A prominent health care practitioner within the field of refugee health has informed NEDA that in Regional Processing Centres “there is sub-optional care for children with special needs because of little to no allied health services available, such as physiotherapy, speech therapy, occupational therapy, audiology and dietetics.’[7]

Australia’s mandatory detention of children is at odds with the Convention on the Rights of the Child, that dictates: ‘States have an obligation to take all appropriate measures to protect children from all forms of physical or mental violence, injury or abuse, neglect or negligent treatment, maltreatment or exploitation that includes sexual abuse Article 19(1)’.

Taking into consideration what is known about the invisibility of people living with disabilities within refugee communities, and the prior-mentioned obstacles to disability identification, it is probable that the number of asylum seekers living with disabilities currently detained is underreported.

NEDA would not be surprised if, in fact, the number of asylum seekers with disabilities currently detained was higher than what was reported.

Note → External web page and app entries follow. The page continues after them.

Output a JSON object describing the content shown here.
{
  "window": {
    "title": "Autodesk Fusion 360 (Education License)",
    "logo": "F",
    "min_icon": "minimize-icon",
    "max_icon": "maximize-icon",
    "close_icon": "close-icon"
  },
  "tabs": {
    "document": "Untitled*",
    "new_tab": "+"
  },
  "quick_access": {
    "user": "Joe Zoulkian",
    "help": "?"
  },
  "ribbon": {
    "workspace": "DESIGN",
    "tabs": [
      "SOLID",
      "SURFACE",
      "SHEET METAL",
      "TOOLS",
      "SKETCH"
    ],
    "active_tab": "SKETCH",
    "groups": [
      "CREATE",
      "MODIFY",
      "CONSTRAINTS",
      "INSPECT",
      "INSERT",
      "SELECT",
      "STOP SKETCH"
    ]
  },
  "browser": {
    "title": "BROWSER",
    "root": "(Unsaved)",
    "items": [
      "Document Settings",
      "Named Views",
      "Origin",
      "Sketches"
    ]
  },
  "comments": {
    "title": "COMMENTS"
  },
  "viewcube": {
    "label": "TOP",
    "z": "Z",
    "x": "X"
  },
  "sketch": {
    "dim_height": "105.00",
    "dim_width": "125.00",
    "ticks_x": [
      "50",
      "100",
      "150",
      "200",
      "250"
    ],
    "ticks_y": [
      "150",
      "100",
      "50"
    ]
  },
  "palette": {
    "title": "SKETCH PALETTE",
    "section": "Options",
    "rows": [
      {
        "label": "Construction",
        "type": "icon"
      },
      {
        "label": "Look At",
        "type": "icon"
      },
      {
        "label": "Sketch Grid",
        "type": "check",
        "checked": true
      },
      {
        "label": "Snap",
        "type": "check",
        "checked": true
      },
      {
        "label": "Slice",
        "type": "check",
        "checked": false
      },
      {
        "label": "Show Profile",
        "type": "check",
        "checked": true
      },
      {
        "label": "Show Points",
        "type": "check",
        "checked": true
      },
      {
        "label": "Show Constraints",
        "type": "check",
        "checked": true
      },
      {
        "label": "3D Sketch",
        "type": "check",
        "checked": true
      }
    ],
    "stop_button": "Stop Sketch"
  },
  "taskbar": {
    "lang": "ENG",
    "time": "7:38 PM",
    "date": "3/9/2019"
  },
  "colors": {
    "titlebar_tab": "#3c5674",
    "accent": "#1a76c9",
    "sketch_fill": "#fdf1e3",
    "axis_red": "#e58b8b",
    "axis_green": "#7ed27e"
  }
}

This would most certainly be the case when considering less visible disabilities such as developmental delays, autism/Asperger’s syndrome and/or developmental delays.

[1] United Nations, Convention on the Rights of Persons with Disabilities, Article 1.

[2] UNHCR Detention Guidelines, 2012, ‘Guidelines on the Application Criteria and Standards relating to the Detention of Asylum-Seekers and Alternatives to Detention’, ,  

[3] Source: Department of Immigration and Border Protection, February 2015.

[4]Australian Human Rights Commission, The Forgotten Children: National Inquiry into Children in Immigration Detention 2014, page 65, Available at:

[5] ibid


[7]Personal Correspondence to NEDA